I’ve barely written anything about our trip to Samoa, so it’s about time I got it out there.
Since the tsunami of 2009 which devastated parts of this island nation we have pledged to visit Samoa next time we were heading to the Pacific. Growing up in New Zealand meant I had a lot of school friends from Samoa and they always seemed so happy when they talked about home. Besides we’d been to Fiji, the Cook Islands, New Caledonia and Vanuatu and really wanted something a little off the beaten track for our first family trip to the Pacific Islands.
Our first four days were spent in Apia on the main island of Upolu. Apia is fine for a day or two and all the supermarkets are there plus you can find a decent espresso if you need it. The air-conditioned McDonalds restaurant right in town became a hideout of ours when the heat got too much but if I did the trip again I would stay less time in Apia and head over to Lalomanu Beach for a couple of nights instead.
We took a day trip to Lalomanu, which may be the most pristine and picture perfect beach I have ever seen – and of course I forgot to bring my camera – (the pic above is from Dave’s iPhone). If this beach was in Thailand or even Fiji, it would be jam-packed with visitors, but we saw less than ten other people chilling out under palm trees and loving their lives. As most beaches are on communal land (usually owned by the local village) it is necessary to either pay for entry to use the beach or buy a meal in the restaurant on the beach which we did. It was a small price to pay for such beauty.

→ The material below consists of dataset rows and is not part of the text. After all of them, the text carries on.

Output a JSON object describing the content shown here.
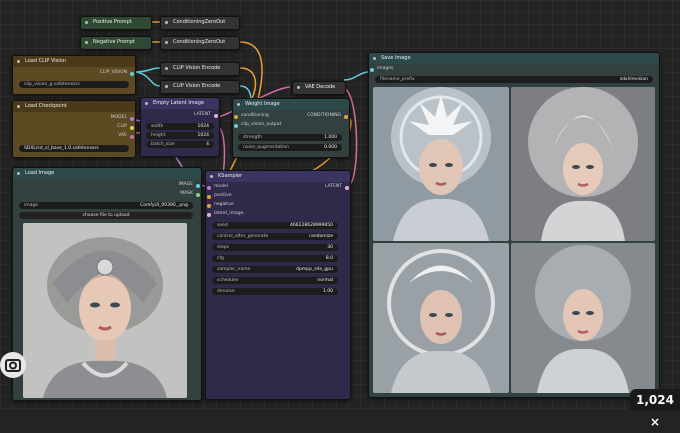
{
  "nodes": {
    "positive_prompt": {
      "title": "Positive Prompt"
    },
    "negative_prompt": {
      "title": "Negative Prompt"
    },
    "cond_zero_out_1": {
      "title": "ConditioningZeroOut"
    },
    "cond_zero_out_2": {
      "title": "ConditioningZeroOut"
    },
    "load_clip_vision": {
      "title": "Load CLIP Vision",
      "output": "CLIP_VISION",
      "widget_value": "clip_vision_g.safetensors"
    },
    "clip_vision_encode_1": {
      "title": "CLIP Vision Encode"
    },
    "clip_vision_encode_2": {
      "title": "CLIP Vision Encode"
    },
    "vae_decode": {
      "title": "VAE Decode"
    },
    "load_checkpoint": {
      "title": "Load Checkpoint",
      "outputs": [
        "MODEL",
        "CLIP",
        "VAE"
      ],
      "widget_value": "SDXL/sd_xl_base_1.0.safetensors"
    },
    "empty_latent": {
      "title": "Empty Latent Image",
      "output": "LATENT",
      "widgets": [
        {
          "label": "width",
          "value": "1024"
        },
        {
          "label": "height",
          "value": "1024"
        },
        {
          "label": "batch_size",
          "value": "4"
        }
      ]
    },
    "weight_image": {
      "title": "Weight Image",
      "input": "conditioning",
      "output": "CONDITIONING",
      "input2": "clip_vision_output",
      "widgets": [
        {
          "label": "strength",
          "value": "1.000"
        },
        {
          "label": "noise_augmentation",
          "value": "0.000"
        }
      ]
    },
    "load_image": {
      "title": "Load Image",
      "outputs": [
        "IMAGE",
        "MASK"
      ],
      "widget_label": "image",
      "widget_value": "ComfyUI_00390_.png",
      "upload_label": "choose file to upload"
    },
    "ksampler": {
      "title": "KSampler",
      "output": "LATENT",
      "inputs": [
        "model",
        "positive",
        "negative",
        "latent_image"
      ],
      "widgets": [
        {
          "label": "seed",
          "value": "466228628999850"
        },
        {
          "label": "control_after_generate",
          "value": "randomize"
        },
        {
          "label": "steps",
          "value": "30"
        },
        {
          "label": "cfg",
          "value": "8.0"
        },
        {
          "label": "sampler_name",
          "value": "dpmpp_sde_gpu"
        },
        {
          "label": "scheduler",
          "value": "normal"
        },
        {
          "label": "denoise",
          "value": "1.00"
        }
      ]
    },
    "save_image": {
      "title": "Save Image",
      "input": "images",
      "widget_label": "filename_prefix",
      "widget_value": "sdxl/revision"
    }
  },
  "overlay": {
    "zoom_badge": "1,024 ×"
  },
  "colors": {
    "accent_wire_cyan": "#63d0e0",
    "wire_orange": "#e8a13a",
    "wire_pink": "#d46fa4",
    "wire_purple": "#9b7fd4"
  }
}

Lalomanu Beach is an easy drive from Apia over the Cross-Island road and along the Southern Coast.
We took our rental car on the ferry from Upolu to Savaii so we didn’t have to swap cars, but we paid extra for this (around $60NZD each way). It worked out better for us as renting a car in Apia is cheaper than in Savaii, plus we had a really nice SUV with air-con that we didn’t want to give up.
We scored a great deal for the Savaiian Hotel and were so comfortable there. It’s a definite three star but the price included breakfast and the accommodations were clean and homely. The staff were approachable and Dylan made friends with the chefs daughter and played with her every day.
As is typical with many Pacific Islands, WiFi was expensive and only available in the hotel lobby, but it was nice to disconnect for a while and spend our time hunting mud crabs and chasing chickens. Dylan especially liked searching for geckos hiding near lights in the restaurant.
Savaii is a great place for day trips, from our base at the Savaiian Hotel we visited the Afu Aau Falls two days in a row. Dylan loved sitting in the shallow water and splashing about, while I was grateful for respite from the heat.
The Saleaula Lava Field was a fascinating but eerie site. Eruptions at Mt Matavanu between 1905 to 1911 caused molten lava to destroy the village however the lava flow was so slow that the villagers were able to escape by canoe to Upolu and no one was killed. It is now a ghost town manned by a local womens’ committee who provide guided tours through the site for 5 Tala per person.
Other days we just drove around the island, finding amazing beaches to hang out at. We struck budget travel gold when we found Lauiula Beach Fales. For 10 tala ($5NZD approx) we had this amazing beach all to ourselves.
And if all those wonderful beaches weren’t enough for us, we found a pizza joint in Fagamalo (Leilani’s Pizzeria) that not only served bloody good pizza, the staff entertained Dylan while we ate in peace. He visited the kitchen and the bar area and just generally enjoyed himself while we guzzled an ice cold Vailima beer and relaxed. I thought that only happened in Mexico, but yay, it happens in Samoa too!
On Saturdays, people in the villages all over Savaii hold barbeques and for around 6Tala ($3NZD) you can get a full plate of chicken, vegetables and of course taro. This is unbeatable value and a great way to support the local economy.
We adored our time in Samoa, it was beyond what we expected for a destination with a toddler – everyone smiles at your kid, and makes you feel welcome as a parent travelling with a child which in our experience is not the case everywhere. The hospital service we received when Dylan was sick was excellent and inexpensive. Plus there are safe beaches and swimming holes and activities galore for the little ones.
It was also excellent value when compared with neighbouring Pacific Islands. Considering you can sleep in a fale on the beach for $35 a night and eat healthy food while supporting the local economy for $3 , it’s a surprise Samoa still feels like a hidden gem. But a nice surprise, indeed.